From school before I got on my bike, I’d pull a different book out of the encyclopedia and peruse it. When I got to college and we were studying the USSR, I had all the facts down, could draw the maps and the teacher was stunned.
Tom, your writing is beautiful and I enjoyed reading your story. First, why is the bear that lives near your home odd? Does he want to be introduced to your friends and invited to Super Bowl Sunday? 😝💃🏼 Second, have you considered selling your collection on eBay, Etsy, or some other platform? As an estate sale enthusiast, I enjoy showing off my small collection of historical books to my guests. They have also been used to read aloud excerpts and prompt lively discussions during dinner gatherings with others. I know of several people who enjoy collecting historical books to display decoratively throughout their home, and a 1960s set of encyclopedias would be a terrific addition to their eclectic or MCM home. Entire vintage resell stores are devoted to the MCM aesthetic. Some folks enjoy using historical books and their images in their art and crafting (again, see Etsy.) Or maybe an art program would enjoy having a few? I’m sure Google offered these other options and it may be too late, or be of no interest at all. I’m simply offering a pitch for those in the reusable/repurposing community. Regardless, thank you for the enjoyment of your story. Keep writing!
Great lesson. Sad and sweet. The very last piece of the description of his life has me chuckling. The deer and the odd bear. Sounds like the title to an older cartoon. Maybe a quirky song. I'm left with an interesting and funny mental image of my own as to what makes the bear odd, rather than occasional. Anyway, thank you, again, for wonderful start to the morning.
My folks had a similar set of encyclopedias, purchased volume by volume in the 50's for my older siblings. Then later we temporarily housed a set of Collier"s encyclopedias that a grown sibling had purchased from a door to door salesman. I loved the Collier's Junior Classics that were part of the set and was sad when the older sibling finaly had room in his home and took the encyclopedias back. So a few years ago, I bought myself a barely-used set of the Junior Classics, copyright 1962. There are 10 volumes of classic stories and poems for all ages. One of my favorite "gifts for myself"!
I remember mom bringing home these encyclopedias from the grocery store, too. Somehow we had 2 full sets of encyclopedias (different publishers) in our house. Having these at home saved me a lot of time from having to take a trek to the town library - 10 streets away- every time I had a school project. ( Although, to be frank, I LOVED going there! ) I’m sure my 3 siblings had this same experience.
Loved Tom’s encyclopedia story. Poignant and well written! Thanks for sharing!
Its a shame he sent the books to the landfill. I have often seen books like that used as decor on big bookshelves. Or perhaps the local museum would have been interested
But kudos to him for carrying them around for so long.
I worked in the office of the local sales manager for Encyclopedia Britannica and I know of the blessed mothers who, even with worn linoleum in the kitchen, would eke out the money for a set.
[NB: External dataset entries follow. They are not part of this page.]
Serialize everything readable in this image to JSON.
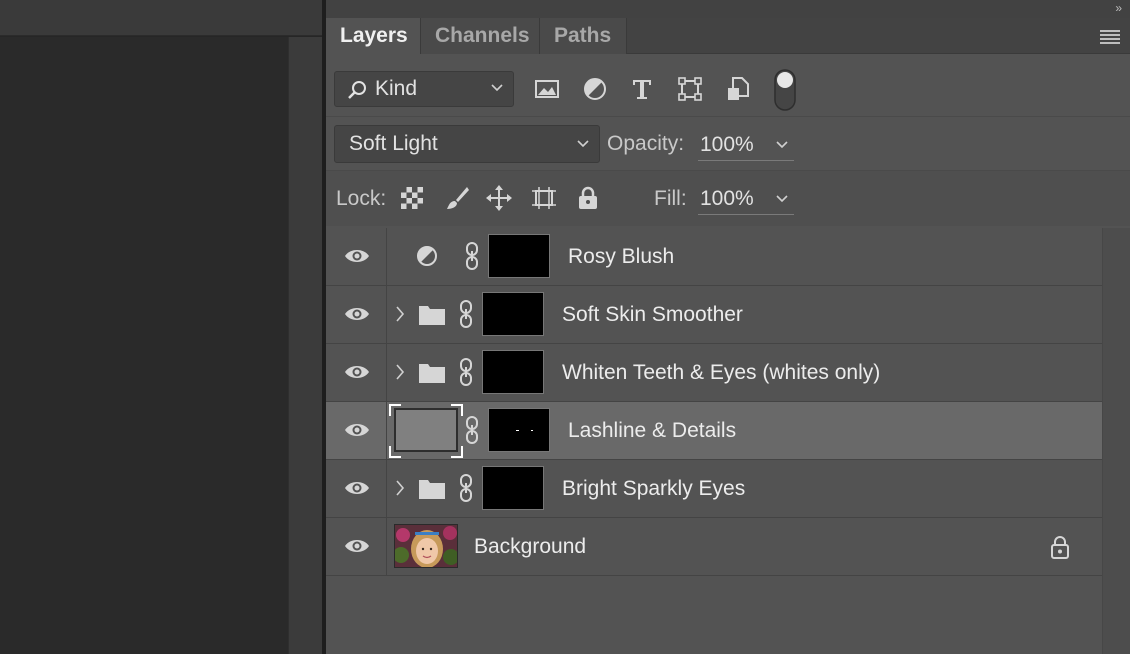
{
  "tabs": [
    {
      "label": "Layers",
      "active": true
    },
    {
      "label": "Channels",
      "active": false
    },
    {
      "label": "Paths",
      "active": false
    }
  ],
  "collapse_label": "»",
  "filter": {
    "kind_label": "Kind",
    "icons": [
      "image-filter-icon",
      "adjustment-filter-icon",
      "type-filter-icon",
      "shape-filter-icon",
      "smart-object-filter-icon",
      "filter-toggle-switch"
    ]
  },
  "blend": {
    "mode": "Soft Light",
    "opacity_label": "Opacity:",
    "opacity_value": "100%"
  },
  "lock": {
    "label": "Lock:",
    "icons": [
      "lock-transparent-pixels-icon",
      "lock-image-pixels-icon",
      "lock-position-icon",
      "lock-artboard-icon",
      "lock-all-icon"
    ],
    "fill_label": "Fill:",
    "fill_value": "100%"
  },
  "layers": [
    {
      "name": "Rosy Blush",
      "type": "adjustment",
      "selected": false
    },
    {
      "name": "Soft Skin Smoother",
      "type": "group",
      "selected": false
    },
    {
      "name": "Whiten Teeth & Eyes (whites only)",
      "type": "group",
      "selected": false
    },
    {
      "name": "Lashline & Details",
      "type": "pixel",
      "selected": true
    },
    {
      "name": "Bright Sparkly Eyes",
      "type": "group",
      "selected": false
    },
    {
      "name": "Background",
      "type": "background",
      "selected": false,
      "locked": true
    }
  ],
  "colors": {
    "panel_bg": "#535353",
    "selected_row": "#696969",
    "text": "#ececec"
  }
}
Mothers of the world!
"7 other things worth knowing today" (9.23.220). I think it is a sad testament to our collective attitudes as a Nation when the Government buys votes by providing cash incentives to motivate us to do the right thing. A large tax credit for buying electric vehicles. Answer this question; "In today's economy, how many people who need a car are able to afford to buy a new electric car?" My guess is that most of the people who can afford to buy one are people whose income really doesn't need another tax credit.
I wouldn't throw those encyclopedia away. True they are as of a point in time, but that also represent a factual basis of history which is often not easily found through Google. Instead, consider donating them to an educational organization, maybe an under-served school.......